(Input for this task)

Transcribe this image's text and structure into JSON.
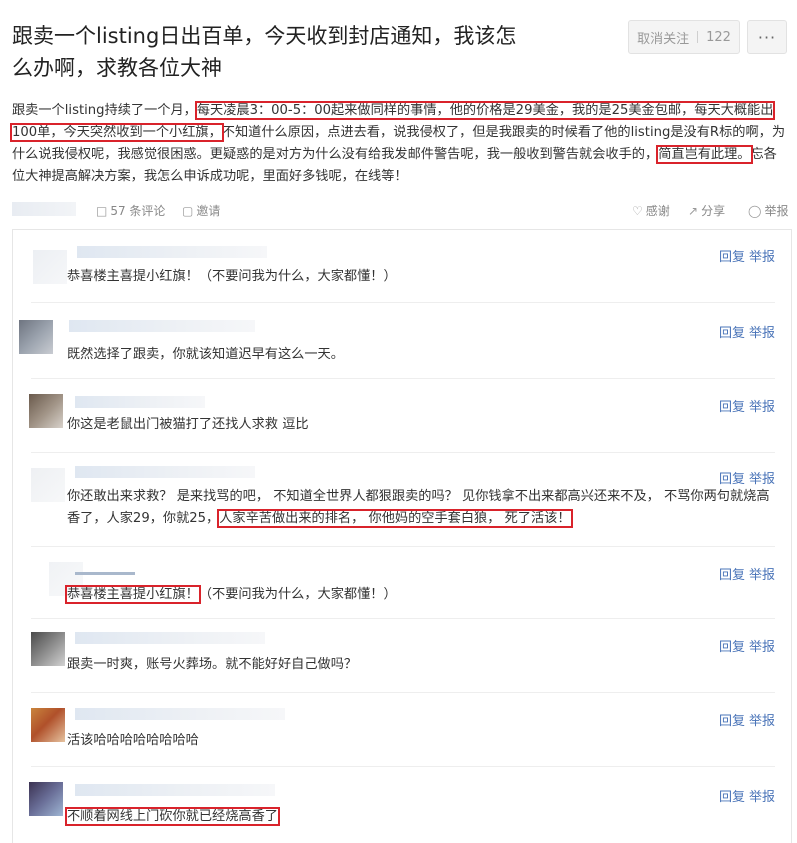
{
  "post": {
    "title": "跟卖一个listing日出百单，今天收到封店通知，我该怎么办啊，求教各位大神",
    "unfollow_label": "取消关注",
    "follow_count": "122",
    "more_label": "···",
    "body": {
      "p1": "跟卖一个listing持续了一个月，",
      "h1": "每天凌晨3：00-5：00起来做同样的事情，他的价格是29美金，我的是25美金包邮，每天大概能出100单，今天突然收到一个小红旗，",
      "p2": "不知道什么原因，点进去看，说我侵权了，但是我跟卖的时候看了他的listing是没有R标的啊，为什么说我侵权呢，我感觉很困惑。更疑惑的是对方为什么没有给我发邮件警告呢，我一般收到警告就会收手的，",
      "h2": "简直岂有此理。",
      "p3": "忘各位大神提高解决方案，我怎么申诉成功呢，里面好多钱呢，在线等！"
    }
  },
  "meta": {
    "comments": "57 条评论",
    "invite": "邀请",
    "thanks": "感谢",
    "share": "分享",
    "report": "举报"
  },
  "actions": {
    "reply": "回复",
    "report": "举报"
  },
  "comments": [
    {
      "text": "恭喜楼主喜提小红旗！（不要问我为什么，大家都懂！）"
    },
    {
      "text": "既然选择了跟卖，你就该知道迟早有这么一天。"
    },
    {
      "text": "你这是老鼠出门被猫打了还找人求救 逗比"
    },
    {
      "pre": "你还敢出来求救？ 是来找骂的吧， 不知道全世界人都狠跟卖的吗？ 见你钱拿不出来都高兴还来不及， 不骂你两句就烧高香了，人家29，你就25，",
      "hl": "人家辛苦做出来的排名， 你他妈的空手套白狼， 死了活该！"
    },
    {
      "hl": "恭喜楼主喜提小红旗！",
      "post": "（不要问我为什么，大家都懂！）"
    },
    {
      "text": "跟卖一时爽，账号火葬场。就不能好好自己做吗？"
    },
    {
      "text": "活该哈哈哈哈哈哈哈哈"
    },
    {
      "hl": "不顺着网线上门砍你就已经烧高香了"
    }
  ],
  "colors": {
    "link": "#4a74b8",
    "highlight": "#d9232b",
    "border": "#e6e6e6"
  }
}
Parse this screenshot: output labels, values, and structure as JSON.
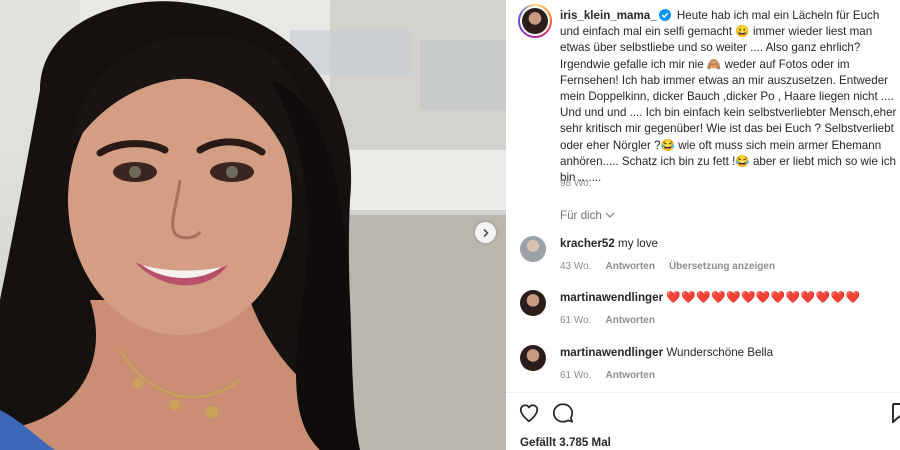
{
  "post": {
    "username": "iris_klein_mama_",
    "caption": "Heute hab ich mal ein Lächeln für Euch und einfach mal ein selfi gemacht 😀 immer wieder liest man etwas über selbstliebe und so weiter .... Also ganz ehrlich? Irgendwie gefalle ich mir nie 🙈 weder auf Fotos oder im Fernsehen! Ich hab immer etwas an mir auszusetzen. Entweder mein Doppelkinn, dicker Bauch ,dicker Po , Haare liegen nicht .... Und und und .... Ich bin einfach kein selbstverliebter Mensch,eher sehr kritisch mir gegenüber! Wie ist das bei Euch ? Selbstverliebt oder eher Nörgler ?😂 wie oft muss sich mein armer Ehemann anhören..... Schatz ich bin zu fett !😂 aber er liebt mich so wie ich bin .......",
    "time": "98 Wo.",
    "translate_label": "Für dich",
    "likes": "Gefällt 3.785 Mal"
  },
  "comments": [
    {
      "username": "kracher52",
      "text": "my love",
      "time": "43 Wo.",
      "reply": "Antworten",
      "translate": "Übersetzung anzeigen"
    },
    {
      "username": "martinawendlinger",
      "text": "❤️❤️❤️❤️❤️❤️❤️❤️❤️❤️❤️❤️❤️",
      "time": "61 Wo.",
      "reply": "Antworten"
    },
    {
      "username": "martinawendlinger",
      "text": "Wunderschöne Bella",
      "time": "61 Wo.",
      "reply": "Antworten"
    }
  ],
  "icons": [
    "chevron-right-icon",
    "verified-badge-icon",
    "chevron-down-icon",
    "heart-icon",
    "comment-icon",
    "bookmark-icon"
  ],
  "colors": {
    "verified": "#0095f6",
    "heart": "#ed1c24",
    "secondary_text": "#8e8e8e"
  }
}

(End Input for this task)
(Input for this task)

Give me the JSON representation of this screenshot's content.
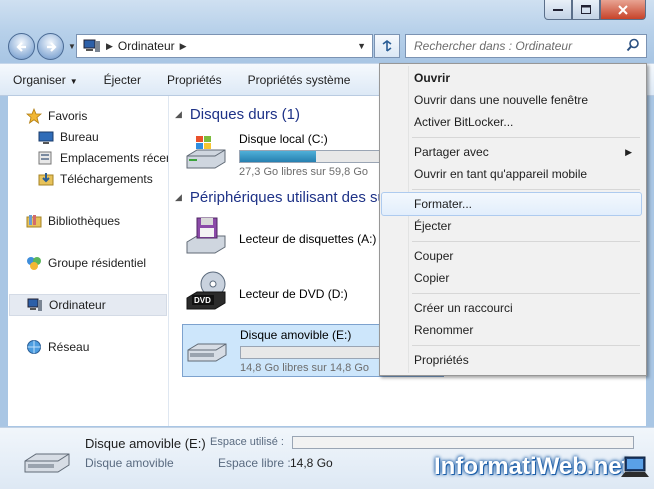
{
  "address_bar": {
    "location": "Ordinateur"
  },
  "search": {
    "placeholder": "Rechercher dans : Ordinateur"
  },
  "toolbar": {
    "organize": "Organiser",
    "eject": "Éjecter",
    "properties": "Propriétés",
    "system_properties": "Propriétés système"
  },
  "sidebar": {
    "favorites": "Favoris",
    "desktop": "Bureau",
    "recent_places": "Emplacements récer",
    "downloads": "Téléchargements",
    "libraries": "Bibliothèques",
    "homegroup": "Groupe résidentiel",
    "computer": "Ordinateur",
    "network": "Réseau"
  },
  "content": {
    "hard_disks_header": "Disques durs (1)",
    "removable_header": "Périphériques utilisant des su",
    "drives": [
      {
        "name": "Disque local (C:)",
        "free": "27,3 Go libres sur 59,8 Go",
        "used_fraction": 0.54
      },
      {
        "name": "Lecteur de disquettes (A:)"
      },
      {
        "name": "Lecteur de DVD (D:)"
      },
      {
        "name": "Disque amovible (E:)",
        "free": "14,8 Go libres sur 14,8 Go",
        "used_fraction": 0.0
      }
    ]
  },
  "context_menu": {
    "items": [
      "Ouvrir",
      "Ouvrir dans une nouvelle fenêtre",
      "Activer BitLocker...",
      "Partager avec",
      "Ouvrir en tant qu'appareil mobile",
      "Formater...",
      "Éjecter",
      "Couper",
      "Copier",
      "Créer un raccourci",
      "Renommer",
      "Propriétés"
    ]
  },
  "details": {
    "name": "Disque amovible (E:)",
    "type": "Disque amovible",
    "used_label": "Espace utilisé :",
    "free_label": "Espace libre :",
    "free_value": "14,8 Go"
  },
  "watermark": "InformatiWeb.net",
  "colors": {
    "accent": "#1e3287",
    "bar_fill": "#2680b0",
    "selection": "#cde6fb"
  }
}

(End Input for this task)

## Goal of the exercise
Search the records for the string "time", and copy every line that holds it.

## Written solution
    "time": "98 Wo.",
      "time": "43 Wo.",
      "time": "61 Wo.",
      "time": "61 Wo.",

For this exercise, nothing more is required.